For as many great shows as HBO has given us, there’s also a litany of extremely promising developed projects that never saw that light of day. The Sopranos is possibly the greatest TV show of all time, but HBO also developed and passed on a David Fincher-directed thriller series called Utopia, and a Steve McQueen-directed limited series called Codes of Conduct. Well you can now add a Scott Cooper-directed adaptation of Shadow Country to the list of never-made HBO projects.
Collider’s own Steve Weintraub recently spoke with Cooper in anticipation of the Blu-ray and DVD release of his latest film Hostiles, which will be released on home video April 24th, and during the course of their conversation the Black Mass filmmaker revealed that he developed a promising TV series for HBO that was ultimately scuttled.
Cooper says he had teamed up with Deadwood creator David Milch and Cooper’s Oscar-winning Crazy Heart star Jeff Bridges to tackle an adaptation of the Peter Matthiessen novel Shadow Country. That epic novel is loosely based on the life of Scottish-American Edgar “Bloody” Watson, a Florida sugar cane planter and alleged outlaw who was killed by his neighbors in 1910.
“I’ve been asked on many occasions to do [a TV series]. The one development in that arena in which I was quite excited was something that was going to reunite Jeff Bridges and me and was being adapted by David Milch, and it was Peter Matthiessen’s opus Shadow Country. And I will say that the writing that Mr. Milch presented me was as masterful as anything I’ve ever read.”
However, the project was cancelled when a new regime at HBO took over:

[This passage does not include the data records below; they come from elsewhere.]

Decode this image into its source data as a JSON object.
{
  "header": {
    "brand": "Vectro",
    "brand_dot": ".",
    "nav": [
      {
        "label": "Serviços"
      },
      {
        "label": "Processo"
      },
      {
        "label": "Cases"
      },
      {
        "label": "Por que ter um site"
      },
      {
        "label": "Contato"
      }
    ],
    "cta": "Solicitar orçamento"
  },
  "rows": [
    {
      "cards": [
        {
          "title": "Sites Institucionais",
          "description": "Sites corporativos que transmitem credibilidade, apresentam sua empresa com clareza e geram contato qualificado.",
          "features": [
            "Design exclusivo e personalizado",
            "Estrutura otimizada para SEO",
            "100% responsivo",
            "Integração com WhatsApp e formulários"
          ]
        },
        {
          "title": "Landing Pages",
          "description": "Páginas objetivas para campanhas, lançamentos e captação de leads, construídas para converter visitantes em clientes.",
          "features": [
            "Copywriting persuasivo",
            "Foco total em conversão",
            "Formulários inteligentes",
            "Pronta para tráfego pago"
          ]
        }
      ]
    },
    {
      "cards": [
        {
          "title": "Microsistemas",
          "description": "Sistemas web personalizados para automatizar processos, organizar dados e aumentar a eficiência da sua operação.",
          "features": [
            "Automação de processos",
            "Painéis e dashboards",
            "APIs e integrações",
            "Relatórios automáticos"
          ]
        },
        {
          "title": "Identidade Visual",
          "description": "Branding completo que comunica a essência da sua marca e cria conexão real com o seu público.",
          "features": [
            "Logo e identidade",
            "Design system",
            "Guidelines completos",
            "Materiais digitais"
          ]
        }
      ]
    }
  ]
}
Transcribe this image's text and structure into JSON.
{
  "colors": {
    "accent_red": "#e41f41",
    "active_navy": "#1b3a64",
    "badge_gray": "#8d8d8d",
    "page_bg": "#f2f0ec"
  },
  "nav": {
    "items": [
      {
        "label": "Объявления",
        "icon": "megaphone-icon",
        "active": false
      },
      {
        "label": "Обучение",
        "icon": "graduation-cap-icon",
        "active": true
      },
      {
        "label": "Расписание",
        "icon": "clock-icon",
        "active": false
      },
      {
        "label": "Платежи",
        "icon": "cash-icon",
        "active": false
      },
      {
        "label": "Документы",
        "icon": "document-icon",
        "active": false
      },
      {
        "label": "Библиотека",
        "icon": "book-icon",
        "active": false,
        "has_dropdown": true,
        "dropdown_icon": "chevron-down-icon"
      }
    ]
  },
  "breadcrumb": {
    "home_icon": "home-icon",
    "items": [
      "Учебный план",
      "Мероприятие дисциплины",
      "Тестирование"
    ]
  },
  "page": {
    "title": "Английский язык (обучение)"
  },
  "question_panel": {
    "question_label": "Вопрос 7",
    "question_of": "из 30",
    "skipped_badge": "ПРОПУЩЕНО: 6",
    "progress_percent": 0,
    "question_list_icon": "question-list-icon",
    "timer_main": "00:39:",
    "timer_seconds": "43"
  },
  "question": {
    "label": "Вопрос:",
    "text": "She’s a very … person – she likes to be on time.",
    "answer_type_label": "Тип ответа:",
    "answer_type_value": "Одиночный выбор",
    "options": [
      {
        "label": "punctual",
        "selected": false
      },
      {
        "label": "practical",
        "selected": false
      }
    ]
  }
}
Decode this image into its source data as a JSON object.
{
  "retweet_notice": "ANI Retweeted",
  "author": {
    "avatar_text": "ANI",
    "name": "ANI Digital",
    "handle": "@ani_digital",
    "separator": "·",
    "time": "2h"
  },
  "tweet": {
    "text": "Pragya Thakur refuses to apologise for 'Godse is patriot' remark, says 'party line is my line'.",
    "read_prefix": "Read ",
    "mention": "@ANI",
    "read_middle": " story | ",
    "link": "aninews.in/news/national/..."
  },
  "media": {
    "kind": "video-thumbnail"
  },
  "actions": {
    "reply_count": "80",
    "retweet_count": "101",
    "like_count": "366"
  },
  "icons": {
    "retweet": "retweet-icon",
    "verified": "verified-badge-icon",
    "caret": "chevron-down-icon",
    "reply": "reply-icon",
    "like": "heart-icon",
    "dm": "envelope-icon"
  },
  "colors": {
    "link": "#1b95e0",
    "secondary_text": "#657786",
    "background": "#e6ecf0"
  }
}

“This was set up at HBO, and then there was a regime change and the new regime didn’t quite see the merit of what I thought would’ve been one of the great cinematic experiences. But those things happen. So I certainly am interested in that because you can tell a story in a manner in which you can greatly develop characters that sometimes is difficult in a two-hour timeframe, and I think that the right piece will come along yet again. But that was something I was quite excited about that Jeff Bridges and David Milch were as well, and I think it would’ve been quite exceptional.”
Cooper had extremely high praise for Milch’s script, which one hopes might see the light of day at some point:
“It was some of the best writing that I think I’ve ever encountered, and it happened because I was a longtime fan of the novel and Mr. Milch asked me to go to lunch and said that he was a big fan of Out of the Furnace and he thought that he would like to write something for me, and I said well this is it.”
Cooper is currently developing a number of feature film projects, including the Guillermo del Toro-produced Antlers and the MLK assassination drama Hellhound on His Trail, but I can’t help but hope this Shadow Country adaptation could come back around at some point. He’s a very evocative filmmaker, and the prospect of him tackling an outlaw epic set in Florida in the early 20th century is extremely intriguing.